BlackBerry's cryptic tweet is the first word from the struggling smartphone maker regarding BBM since Sept. 23, when it explained what happened with the app's scrapped roll out. The company intended to release BBM for Android and iOS on Sept. 21 and 22. Instead, it claims there were problems with a leaked version of the app that caused incompatibility issues.
BlackBerry executive VP of BBM Andrew Bocking said the app would be re-released, but provided no information on when. The company suggested that people interested in BBM for their device should check the dedicated BBM website, as well as follow @BBM on Twitter.
BlackBerry Messenger, more widely known as BBM, is BlackBerry's proprietary instant-messaging service. It is one of the most popular features of BlackBerry smartphones, as it powers device-to-device messaging without chewing up customers' text messaging allotment. The push service includes read receipts and, with the new BlackBerry 10 operating system, offers screen sharing and voice/video chats, too.
Despite BlackBerry's commitment to release the application, there's little evidence that it will be used by mobile device owners. Earlier this year, CEO Thorsten Heins said that BBM has 60 million monthly users. That sounds like a lot, until you compare it to the competition. WhatsApp, a popular cross-platform messaging app, counts more than 200 million monthly users. Skype, another cross-platform messaging app, is even bigger, boasting 280 million monthly users. That's more than four times the size of BBM's active user base. Monday, Samsung boasted that there are now more than 100 million users of its ChatON mobile messaging service.
WhatsApp and Skype have been able to achieve those numbers because they run on Android, BlackBerry, iOS and Windows Phone devices, in addition to PCs. BlackBerry may boost its BBM user base once the Android and iOS versions actually appear, but consumers' faith in BlackBerry has been significantly shaken. With so many options in the market, including Google's own Hangouts and Apple's iMessage, it's unclear what advantage BBM offers.
The company announced last week a massive $1 billion write-down due to unsold Z10 inventory. BlackBerry has resorted to selling its smartphones to consumers directly through its website. (The Z10 goes for $449 and the Q10 goes for $549.) Further, T-Mobile said last week that it would no longer stock BlackBerry smartphones in its stores. Last, BlackBerry is on the verge of being acquired by private investors.

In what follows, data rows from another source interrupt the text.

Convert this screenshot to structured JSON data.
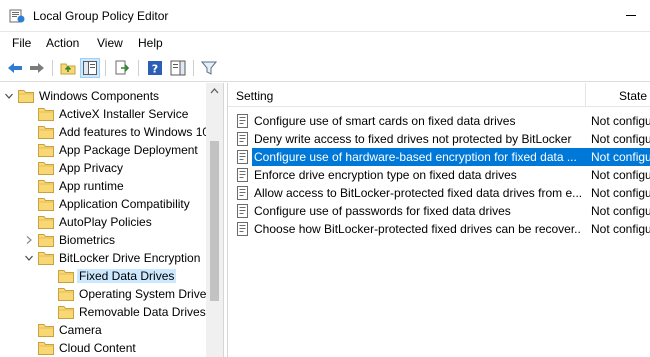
{
  "window": {
    "title": "Local Group Policy Editor",
    "app_icon": "group-policy-icon"
  },
  "menu": [
    "File",
    "Action",
    "View",
    "Help"
  ],
  "toolbar": {
    "buttons": [
      "back-arrow-icon",
      "forward-arrow-icon",
      "up-folder-icon",
      "show-hide-tree-icon",
      "export-list-icon",
      "help-icon",
      "show-hide-action-pane-icon",
      "filter-icon"
    ],
    "active": "show-hide-tree-icon"
  },
  "tree": {
    "items": [
      {
        "label": "Windows Components",
        "expander": "expanded",
        "depth": 0
      },
      {
        "label": "ActiveX Installer Service",
        "expander": "none",
        "depth": 1
      },
      {
        "label": "Add features to Windows 10",
        "expander": "none",
        "depth": 1
      },
      {
        "label": "App Package Deployment",
        "expander": "none",
        "depth": 1
      },
      {
        "label": "App Privacy",
        "expander": "none",
        "depth": 1
      },
      {
        "label": "App runtime",
        "expander": "none",
        "depth": 1
      },
      {
        "label": "Application Compatibility",
        "expander": "none",
        "depth": 1
      },
      {
        "label": "AutoPlay Policies",
        "expander": "none",
        "depth": 1
      },
      {
        "label": "Biometrics",
        "expander": "collapsed",
        "depth": 1
      },
      {
        "label": "BitLocker Drive Encryption",
        "expander": "expanded",
        "depth": 1
      },
      {
        "label": "Fixed Data Drives",
        "expander": "none",
        "depth": 2,
        "selected": true
      },
      {
        "label": "Operating System Drives",
        "expander": "none",
        "depth": 2
      },
      {
        "label": "Removable Data Drives",
        "expander": "none",
        "depth": 2
      },
      {
        "label": "Camera",
        "expander": "none",
        "depth": 1
      },
      {
        "label": "Cloud Content",
        "expander": "none",
        "depth": 1
      }
    ]
  },
  "list": {
    "columns": {
      "setting": "Setting",
      "state": "State"
    },
    "rows": [
      {
        "setting": "Configure use of smart cards on fixed data drives",
        "state": "Not configu"
      },
      {
        "setting": "Deny write access to fixed drives not protected by BitLocker",
        "state": "Not configu"
      },
      {
        "setting": "Configure use of hardware-based encryption for fixed data ...",
        "state": "Not configu",
        "selected": true
      },
      {
        "setting": "Enforce drive encryption type on fixed data drives",
        "state": "Not configu"
      },
      {
        "setting": "Allow access to BitLocker-protected fixed data drives from e...",
        "state": "Not configu"
      },
      {
        "setting": "Configure use of passwords for fixed data drives",
        "state": "Not configu"
      },
      {
        "setting": "Choose how BitLocker-protected fixed drives can be recover...",
        "state": "Not configu"
      }
    ]
  },
  "colors": {
    "selection_blue": "#0078d7",
    "tree_selection": "#cce8ff",
    "folder_yellow": "#f8d775"
  }
}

BlackBerry's collapse has been painful to watch. Can BBM for Android and iOS stall its descent? Probably not.